(Data for the task):
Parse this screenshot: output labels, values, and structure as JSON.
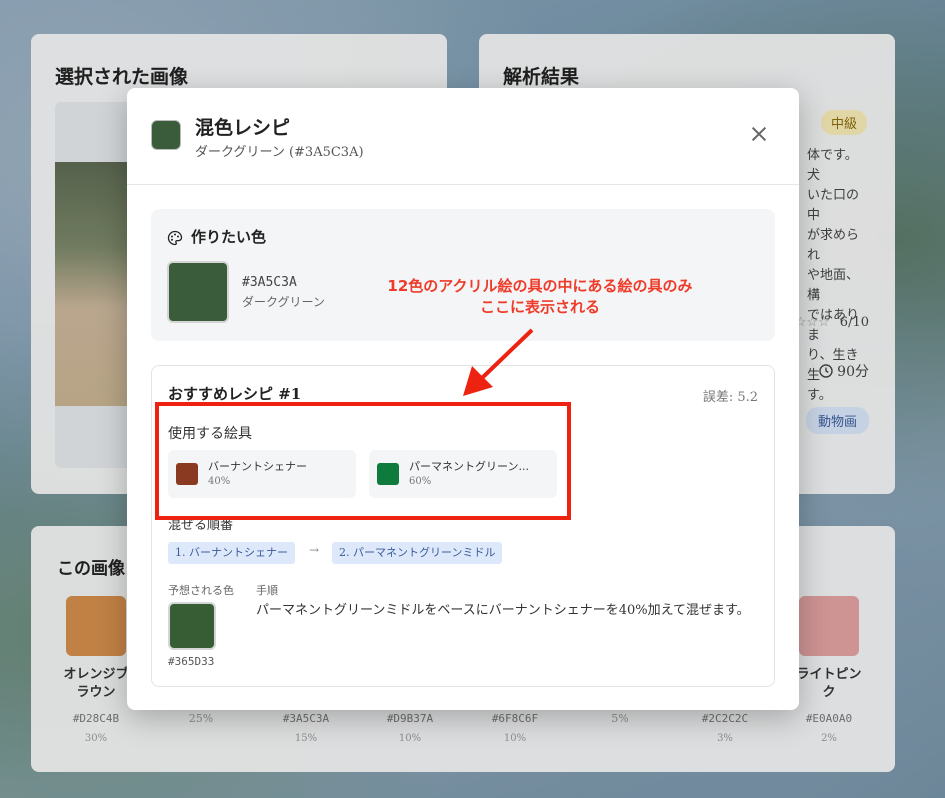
{
  "background": {
    "left_card": {
      "title": "選択された画像"
    },
    "right_card": {
      "title": "解析結果",
      "difficulty_badge": "中級",
      "description_lines": [
        "体です。犬",
        "いた口の中",
        "が求められ",
        "や地面、構",
        "ではありま",
        "り、生き生",
        "す。"
      ],
      "rating_stars": "☆☆☆",
      "rating_value": "6/10",
      "duration": "90分",
      "tag": "動物画"
    },
    "bottom_card": {
      "title": "この画像",
      "colors": [
        {
          "name": "オレンジブラウン",
          "name_lines": [
            "オレンジブ",
            "ラウン"
          ],
          "hex": "#D28C4B",
          "pct": "30%",
          "color": "#D28C4B"
        },
        {
          "name": "",
          "hex": "",
          "pct": "25%"
        },
        {
          "name": "",
          "hex": "#3A5C3A",
          "pct": "15%"
        },
        {
          "name": "",
          "hex": "#D9B37A",
          "pct": "10%"
        },
        {
          "name": "",
          "hex": "#6F8C6F",
          "pct": "10%"
        },
        {
          "name": "",
          "hex": "",
          "pct": "5%"
        },
        {
          "name": "",
          "hex": "#2C2C2C",
          "pct": "3%"
        },
        {
          "name": "ライトピンク",
          "name_lines": [
            "ライトピン",
            "ク"
          ],
          "hex": "#E0A0A0",
          "pct": "2%",
          "color": "#E0A0A0"
        }
      ]
    }
  },
  "modal": {
    "title": "混色レシピ",
    "subtitle": "ダークグリーン (#3A5C3A)",
    "target_color": "#3A5C3A",
    "target": {
      "heading": "作りたい色",
      "hex": "#3A5C3A",
      "name": "ダークグリーン"
    },
    "recipe": {
      "title": "おすすめレシピ #1",
      "error": "誤差: 5.2",
      "paints_label": "使用する絵具",
      "paints": [
        {
          "name": "バーナントシェナー",
          "pct": "40%",
          "color": "#8B3A22"
        },
        {
          "name": "パーマネントグリーン...",
          "pct": "60%",
          "color": "#0E7A3C"
        }
      ],
      "order_label": "混ぜる順番",
      "steps": [
        "1. バーナントシェナー",
        "2. パーマネントグリーンミドル"
      ],
      "step_arrow": "→",
      "expected_label": "予想される色",
      "expected_hex": "#365D33",
      "expected_color": "#365D33",
      "instruction_label": "手順",
      "instruction": "パーマネントグリーンミドルをベースにバーナントシェナーを40%加えて混ぜます。"
    }
  },
  "annotation": {
    "line1": "12色のアクリル絵の具の中にある絵の具のみ",
    "line2": "ここに表示される",
    "color": "#ee2211"
  }
}
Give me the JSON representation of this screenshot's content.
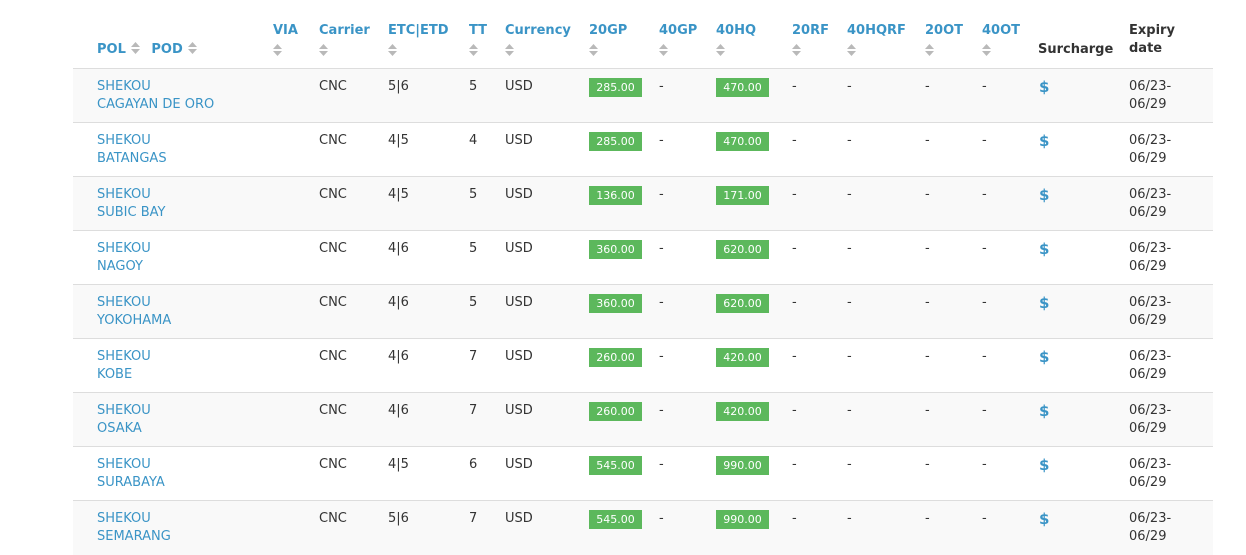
{
  "headers": {
    "pol": "POL",
    "pod": "POD",
    "via": "VIA",
    "carrier": "Carrier",
    "etc_etd": "ETC|ETD",
    "tt": "TT",
    "currency": "Currency",
    "c20gp": "20GP",
    "c40gp": "40GP",
    "c40hq": "40HQ",
    "c20rf": "20RF",
    "c40hqrf": "40HQRF",
    "c20ot": "20OT",
    "c40ot": "40OT",
    "surcharge": "Surcharge",
    "expiry_line1": "Expiry",
    "expiry_line2": "date"
  },
  "icons": {
    "sort": "sort-icon",
    "surcharge": "dollar-icon"
  },
  "colors": {
    "link": "#3a94c6",
    "badge": "#5cb85c",
    "row_stripe": "#f9f9f9"
  },
  "rows": [
    {
      "pol": "SHEKOU",
      "pod": "CAGAYAN DE ORO",
      "via": "",
      "carrier": "CNC",
      "etc_etd": "5|6",
      "tt": "5",
      "currency": "USD",
      "c20gp": "285.00",
      "c40gp": "-",
      "c40hq": "470.00",
      "c20rf": "-",
      "c40hqrf": "-",
      "c20ot": "-",
      "c40ot": "-",
      "surcharge": "$",
      "expiry_line1": "06/23-",
      "expiry_line2": "06/29"
    },
    {
      "pol": "SHEKOU",
      "pod": "BATANGAS",
      "via": "",
      "carrier": "CNC",
      "etc_etd": "4|5",
      "tt": "4",
      "currency": "USD",
      "c20gp": "285.00",
      "c40gp": "-",
      "c40hq": "470.00",
      "c20rf": "-",
      "c40hqrf": "-",
      "c20ot": "-",
      "c40ot": "-",
      "surcharge": "$",
      "expiry_line1": "06/23-",
      "expiry_line2": "06/29"
    },
    {
      "pol": "SHEKOU",
      "pod": "SUBIC BAY",
      "via": "",
      "carrier": "CNC",
      "etc_etd": "4|5",
      "tt": "5",
      "currency": "USD",
      "c20gp": "136.00",
      "c40gp": "-",
      "c40hq": "171.00",
      "c20rf": "-",
      "c40hqrf": "-",
      "c20ot": "-",
      "c40ot": "-",
      "surcharge": "$",
      "expiry_line1": "06/23-",
      "expiry_line2": "06/29"
    },
    {
      "pol": "SHEKOU",
      "pod": "NAGOY",
      "via": "",
      "carrier": "CNC",
      "etc_etd": "4|6",
      "tt": "5",
      "currency": "USD",
      "c20gp": "360.00",
      "c40gp": "-",
      "c40hq": "620.00",
      "c20rf": "-",
      "c40hqrf": "-",
      "c20ot": "-",
      "c40ot": "-",
      "surcharge": "$",
      "expiry_line1": "06/23-",
      "expiry_line2": "06/29"
    },
    {
      "pol": "SHEKOU",
      "pod": "YOKOHAMA",
      "via": "",
      "carrier": "CNC",
      "etc_etd": "4|6",
      "tt": "5",
      "currency": "USD",
      "c20gp": "360.00",
      "c40gp": "-",
      "c40hq": "620.00",
      "c20rf": "-",
      "c40hqrf": "-",
      "c20ot": "-",
      "c40ot": "-",
      "surcharge": "$",
      "expiry_line1": "06/23-",
      "expiry_line2": "06/29"
    },
    {
      "pol": "SHEKOU",
      "pod": "KOBE",
      "via": "",
      "carrier": "CNC",
      "etc_etd": "4|6",
      "tt": "7",
      "currency": "USD",
      "c20gp": "260.00",
      "c40gp": "-",
      "c40hq": "420.00",
      "c20rf": "-",
      "c40hqrf": "-",
      "c20ot": "-",
      "c40ot": "-",
      "surcharge": "$",
      "expiry_line1": "06/23-",
      "expiry_line2": "06/29"
    },
    {
      "pol": "SHEKOU",
      "pod": "OSAKA",
      "via": "",
      "carrier": "CNC",
      "etc_etd": "4|6",
      "tt": "7",
      "currency": "USD",
      "c20gp": "260.00",
      "c40gp": "-",
      "c40hq": "420.00",
      "c20rf": "-",
      "c40hqrf": "-",
      "c20ot": "-",
      "c40ot": "-",
      "surcharge": "$",
      "expiry_line1": "06/23-",
      "expiry_line2": "06/29"
    },
    {
      "pol": "SHEKOU",
      "pod": "SURABAYA",
      "via": "",
      "carrier": "CNC",
      "etc_etd": "4|5",
      "tt": "6",
      "currency": "USD",
      "c20gp": "545.00",
      "c40gp": "-",
      "c40hq": "990.00",
      "c20rf": "-",
      "c40hqrf": "-",
      "c20ot": "-",
      "c40ot": "-",
      "surcharge": "$",
      "expiry_line1": "06/23-",
      "expiry_line2": "06/29"
    },
    {
      "pol": "SHEKOU",
      "pod": "SEMARANG",
      "via": "",
      "carrier": "CNC",
      "etc_etd": "5|6",
      "tt": "7",
      "currency": "USD",
      "c20gp": "545.00",
      "c40gp": "-",
      "c40hq": "990.00",
      "c20rf": "-",
      "c40hqrf": "-",
      "c20ot": "-",
      "c40ot": "-",
      "surcharge": "$",
      "expiry_line1": "06/23-",
      "expiry_line2": "06/29"
    }
  ]
}
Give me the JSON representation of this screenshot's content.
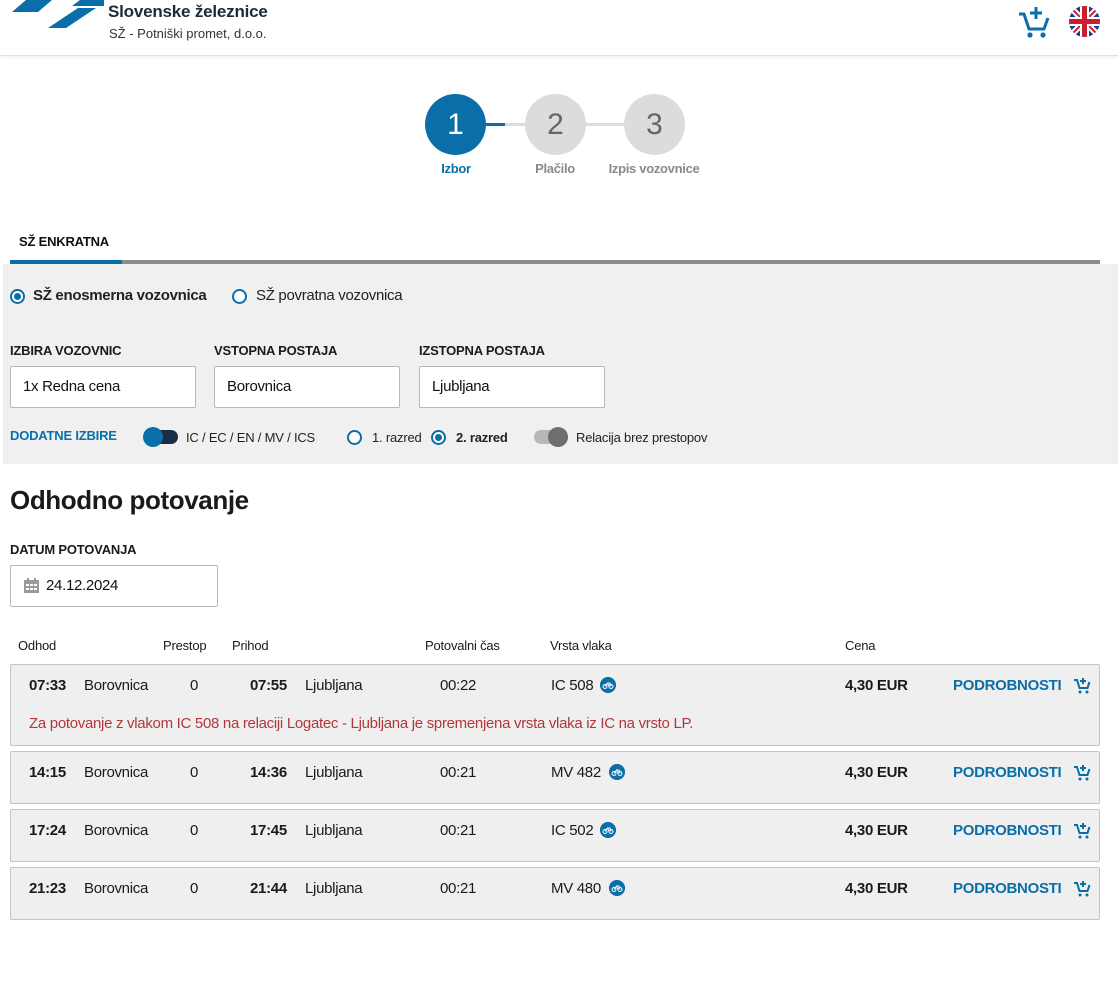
{
  "header": {
    "brand_name": "Slovenske železnice",
    "brand_sub": "SŽ - Potniški promet, d.o.o.",
    "icons": [
      "logo",
      "add-to-cart-icon",
      "uk-flag-icon"
    ]
  },
  "stepper": {
    "steps": [
      {
        "number": "1",
        "label": "Izbor",
        "active": true
      },
      {
        "number": "2",
        "label": "Plačilo",
        "active": false
      },
      {
        "number": "3",
        "label": "Izpis vozovnice",
        "active": false
      }
    ]
  },
  "tab": {
    "label": "SŽ ENKRATNA"
  },
  "ticket_type": {
    "one_way": "SŽ enosmerna vozovnica",
    "return": "SŽ povratna vozovnica",
    "selected": "one_way"
  },
  "fields": {
    "tickets_label": "IZBIRA VOZOVNIC",
    "tickets_value": "1x Redna cena",
    "from_label": "VSTOPNA POSTAJA",
    "from_value": "Borovnica",
    "to_label": "IZSTOPNA POSTAJA",
    "to_value": "Ljubljana"
  },
  "extras": {
    "label": "DODATNE IZBIRE",
    "train_types_label": "IC / EC / EN / MV / ICS",
    "train_types_on": true,
    "class1": "1. razred",
    "class2": "2. razred",
    "selected_class": "2",
    "direct_label": "Relacija brez prestopov",
    "direct_on": false
  },
  "journey": {
    "title": "Odhodno potovanje",
    "date_label": "DATUM POTOVANJA",
    "date_value": "24.12.2024"
  },
  "columns": {
    "departure": "Odhod",
    "transfers": "Prestop",
    "arrival": "Prihod",
    "duration": "Potovalni čas",
    "train": "Vrsta vlaka",
    "price": "Cena"
  },
  "rows": [
    {
      "dep_time": "07:33",
      "dep_station": "Borovnica",
      "transfers": "0",
      "arr_time": "07:55",
      "arr_station": "Ljubljana",
      "duration": "00:22",
      "train": "IC 508",
      "price": "4,30 EUR",
      "details": "PODROBNOSTI",
      "notice": "Za potovanje z vlakom IC 508 na relaciji Logatec - Ljubljana je spremenjena vrsta vlaka iz IC na vrsto LP."
    },
    {
      "dep_time": "14:15",
      "dep_station": "Borovnica",
      "transfers": "0",
      "arr_time": "14:36",
      "arr_station": "Ljubljana",
      "duration": "00:21",
      "train": "MV 482",
      "price": "4,30 EUR",
      "details": "PODROBNOSTI"
    },
    {
      "dep_time": "17:24",
      "dep_station": "Borovnica",
      "transfers": "0",
      "arr_time": "17:45",
      "arr_station": "Ljubljana",
      "duration": "00:21",
      "train": "IC 502",
      "price": "4,30 EUR",
      "details": "PODROBNOSTI"
    },
    {
      "dep_time": "21:23",
      "dep_station": "Borovnica",
      "transfers": "0",
      "arr_time": "21:44",
      "arr_station": "Ljubljana",
      "duration": "00:21",
      "train": "MV 480",
      "price": "4,30 EUR",
      "details": "PODROBNOSTI"
    }
  ],
  "colors": {
    "accent": "#0a6fa8",
    "notice": "#b3363a",
    "panel": "#f0f0f0"
  }
}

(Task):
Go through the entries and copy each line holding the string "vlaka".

(Answer to this task):
    "train": "Vrsta vlaka",
      "notice": "Za potovanje z vlakom IC 508 na relaciji Logatec - Ljubljana je spremenjena vrsta vlaka iz IC na vrsto LP."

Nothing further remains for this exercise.